A seedy hotel in the rain forests of Mexico, a point between feverish daze and reality carefully created by Dunsi Da, is the setting. It’s owned and run by Maxine Faulk, a bawdy, strong-willed woman whose older husband has recently died. She’s employed a couple of young men who have worked as cliff divers at other hotels, barking orders and utilizing them in other ways, not all of which are seen onstage. Climbing up the steep hill to the hotel is a returning guest, the Reverend Mr. Lawrence Shannon, who’s unexpectedly brought a busload of Baptist ladies who comprise a group tour he’s leading.
Shannon has more than a busload of problems. He’s a binge alcoholic and has a taste for very young women. The group is unhappy with pretty much everything he’s done on the tour, from food to no sightseeing. The crowning touch is his over-appreciation of a 16-year-old on the tour.
Maxine doesn’t want the Baptist ladies, who are still in the bus, and the ladies don’t want to stay there, but Shannon is in the middle of what could charitably be called an(other) existential crisis, dodging both the group leader and the little sweetie who still has the hots for him. To add fuel, Maxine certainly would like for Shannon to stay. Then two more unexpected guests arrive, a middle-aged woman and her very elderly grandfather, both itinerant artists.
It’s a show packed with great work. James Andrew Butz, (the actor formerly known as Jim Butz) gives Shannon desperation and wildness, falling into self-contemplation and then completely losing it, a tooth-rattling performance. The crowning touch is his mastery of the mid-stage hammock, hammocks being nice to look at but the very devil to manage gracefully. Maxine, the hotel owner, comes to us via Lavonne Byers in a performance that could have been played far more widely. But that would have given us a caricature of character. Instead we see a long look or a raised eyebrow instead of a more salacious move. It makes the audience look more closely.
New to St. Louis is Nisi Sturgis as Hannah, the sketch artist-granddaughter. The family is from Nantucket, and Hannah is a self-contained New Englander. Nevertheless, she eyes Shannon with restrained curiosity and kindness, enough that Maxine senses a challenge to her play for him. Sturgis’ Hannah is half-ethereal, reality-based but still, somehow, almost floating. Hannah’s grandfather is played by Harry Weber, perhaps better known to St. Louis as a sculptor. (Ironically, the bust of Tennessee Williams at Euclid and McPherson is Weber’s work. He’s swell as the aged grandfather, a poet trying to create his swan song.)
Williams’ plays, like Woody Allen’s movies, always have a character that is at least partly identifiably Williams. Here it’s Shannon, but in another sense, it’s part of Hannah, as well, a different side of Williams, the calm and almost loving talking to the nearly-out-of-control.
Tim Ocel directed, clearly using a clear vision of what this ought to be, and he’s delivered in spades.
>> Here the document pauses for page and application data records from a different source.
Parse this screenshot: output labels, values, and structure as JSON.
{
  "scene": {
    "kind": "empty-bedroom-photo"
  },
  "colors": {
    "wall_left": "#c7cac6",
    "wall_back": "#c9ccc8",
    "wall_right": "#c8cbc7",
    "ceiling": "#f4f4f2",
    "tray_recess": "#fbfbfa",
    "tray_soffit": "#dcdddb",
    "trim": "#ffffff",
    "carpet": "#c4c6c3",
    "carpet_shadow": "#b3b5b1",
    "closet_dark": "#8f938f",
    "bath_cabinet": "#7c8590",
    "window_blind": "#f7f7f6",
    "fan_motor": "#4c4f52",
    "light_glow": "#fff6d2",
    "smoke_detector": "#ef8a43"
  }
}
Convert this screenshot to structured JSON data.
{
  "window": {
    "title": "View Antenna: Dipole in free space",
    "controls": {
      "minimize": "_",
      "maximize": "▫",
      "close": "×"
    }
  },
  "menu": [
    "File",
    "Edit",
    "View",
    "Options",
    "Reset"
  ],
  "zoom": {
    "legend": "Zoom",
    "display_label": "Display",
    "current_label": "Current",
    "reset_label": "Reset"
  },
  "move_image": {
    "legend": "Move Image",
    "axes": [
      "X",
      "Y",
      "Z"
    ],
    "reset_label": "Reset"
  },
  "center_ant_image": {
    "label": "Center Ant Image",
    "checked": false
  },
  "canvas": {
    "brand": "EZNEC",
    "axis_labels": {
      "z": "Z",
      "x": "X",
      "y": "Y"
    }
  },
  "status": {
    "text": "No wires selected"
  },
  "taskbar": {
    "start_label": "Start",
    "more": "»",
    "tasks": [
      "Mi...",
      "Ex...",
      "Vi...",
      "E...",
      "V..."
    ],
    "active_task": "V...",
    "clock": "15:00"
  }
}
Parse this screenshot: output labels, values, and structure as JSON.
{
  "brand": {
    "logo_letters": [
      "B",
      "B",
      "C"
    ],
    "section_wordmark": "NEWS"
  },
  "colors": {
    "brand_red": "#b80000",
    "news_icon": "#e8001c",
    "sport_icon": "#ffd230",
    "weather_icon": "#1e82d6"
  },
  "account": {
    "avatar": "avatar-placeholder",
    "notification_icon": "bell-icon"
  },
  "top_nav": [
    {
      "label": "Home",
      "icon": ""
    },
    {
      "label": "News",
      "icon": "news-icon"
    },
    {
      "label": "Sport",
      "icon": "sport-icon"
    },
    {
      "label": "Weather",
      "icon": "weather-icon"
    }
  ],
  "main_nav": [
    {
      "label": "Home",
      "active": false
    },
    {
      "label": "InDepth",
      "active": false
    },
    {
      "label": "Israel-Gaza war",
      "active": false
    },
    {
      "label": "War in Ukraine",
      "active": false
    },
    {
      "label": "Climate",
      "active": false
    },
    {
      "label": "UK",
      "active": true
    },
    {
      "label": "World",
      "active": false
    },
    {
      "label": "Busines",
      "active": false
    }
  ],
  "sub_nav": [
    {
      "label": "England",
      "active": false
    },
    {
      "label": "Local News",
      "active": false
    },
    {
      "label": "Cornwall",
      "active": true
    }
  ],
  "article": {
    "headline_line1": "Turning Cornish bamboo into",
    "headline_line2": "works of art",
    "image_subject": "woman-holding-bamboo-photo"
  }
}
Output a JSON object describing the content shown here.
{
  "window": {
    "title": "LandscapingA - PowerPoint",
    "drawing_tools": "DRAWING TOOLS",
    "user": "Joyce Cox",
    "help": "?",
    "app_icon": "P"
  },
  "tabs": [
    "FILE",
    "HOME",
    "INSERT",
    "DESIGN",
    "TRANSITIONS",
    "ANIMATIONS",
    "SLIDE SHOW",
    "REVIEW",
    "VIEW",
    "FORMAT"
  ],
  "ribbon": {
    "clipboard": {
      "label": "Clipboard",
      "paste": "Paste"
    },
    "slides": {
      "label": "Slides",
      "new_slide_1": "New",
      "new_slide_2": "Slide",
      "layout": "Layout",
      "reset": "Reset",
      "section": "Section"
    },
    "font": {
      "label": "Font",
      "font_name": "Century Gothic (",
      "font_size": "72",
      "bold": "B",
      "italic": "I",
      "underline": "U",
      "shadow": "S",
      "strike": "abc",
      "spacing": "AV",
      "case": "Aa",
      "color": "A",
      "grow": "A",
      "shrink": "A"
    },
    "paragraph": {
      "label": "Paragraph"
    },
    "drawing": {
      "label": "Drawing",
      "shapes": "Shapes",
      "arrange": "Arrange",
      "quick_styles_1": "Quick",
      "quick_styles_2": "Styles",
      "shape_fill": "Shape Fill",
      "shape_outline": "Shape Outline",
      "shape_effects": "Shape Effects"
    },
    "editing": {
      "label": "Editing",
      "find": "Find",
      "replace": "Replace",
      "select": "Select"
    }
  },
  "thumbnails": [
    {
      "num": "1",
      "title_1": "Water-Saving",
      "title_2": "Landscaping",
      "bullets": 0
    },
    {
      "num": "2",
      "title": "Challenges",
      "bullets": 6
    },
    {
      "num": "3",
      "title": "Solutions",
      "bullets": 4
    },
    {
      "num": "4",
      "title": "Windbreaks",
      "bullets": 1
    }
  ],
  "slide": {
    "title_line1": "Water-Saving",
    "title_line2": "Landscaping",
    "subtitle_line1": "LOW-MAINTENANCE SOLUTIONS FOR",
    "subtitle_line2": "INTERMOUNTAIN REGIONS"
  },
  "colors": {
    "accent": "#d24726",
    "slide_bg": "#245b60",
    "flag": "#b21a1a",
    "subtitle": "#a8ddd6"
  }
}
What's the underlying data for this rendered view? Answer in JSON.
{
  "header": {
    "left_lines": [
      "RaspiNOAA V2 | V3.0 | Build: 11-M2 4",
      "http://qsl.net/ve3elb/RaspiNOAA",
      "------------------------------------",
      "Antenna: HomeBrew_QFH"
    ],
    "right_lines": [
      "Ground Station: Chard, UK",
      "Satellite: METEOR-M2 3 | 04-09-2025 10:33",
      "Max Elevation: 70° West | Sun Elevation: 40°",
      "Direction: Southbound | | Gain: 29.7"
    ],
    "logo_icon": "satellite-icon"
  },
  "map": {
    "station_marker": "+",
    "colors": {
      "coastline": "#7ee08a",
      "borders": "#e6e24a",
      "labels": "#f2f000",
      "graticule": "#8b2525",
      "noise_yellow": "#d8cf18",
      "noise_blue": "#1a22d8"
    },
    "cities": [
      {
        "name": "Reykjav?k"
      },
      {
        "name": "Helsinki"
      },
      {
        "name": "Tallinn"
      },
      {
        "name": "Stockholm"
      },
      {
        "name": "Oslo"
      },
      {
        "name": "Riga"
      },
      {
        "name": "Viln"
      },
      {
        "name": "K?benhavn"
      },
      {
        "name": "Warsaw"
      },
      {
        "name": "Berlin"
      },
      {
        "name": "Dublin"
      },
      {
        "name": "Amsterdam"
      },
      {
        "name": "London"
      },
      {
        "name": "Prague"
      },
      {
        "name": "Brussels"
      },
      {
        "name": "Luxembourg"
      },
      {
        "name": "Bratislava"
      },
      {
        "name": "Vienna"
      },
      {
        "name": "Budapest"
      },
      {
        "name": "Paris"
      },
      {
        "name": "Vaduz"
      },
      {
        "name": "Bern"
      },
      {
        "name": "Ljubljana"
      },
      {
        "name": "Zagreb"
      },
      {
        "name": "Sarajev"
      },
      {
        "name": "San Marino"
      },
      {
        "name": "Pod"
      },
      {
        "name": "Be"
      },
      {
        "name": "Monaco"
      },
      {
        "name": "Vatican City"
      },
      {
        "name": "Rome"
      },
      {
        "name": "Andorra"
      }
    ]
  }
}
Jon Ontiveros’ lighting is a key, and so is Ellie Schwetye’s sound. It’s been a while since the play was done in St. Louis, and it’s something theatre-goers ought to flock to.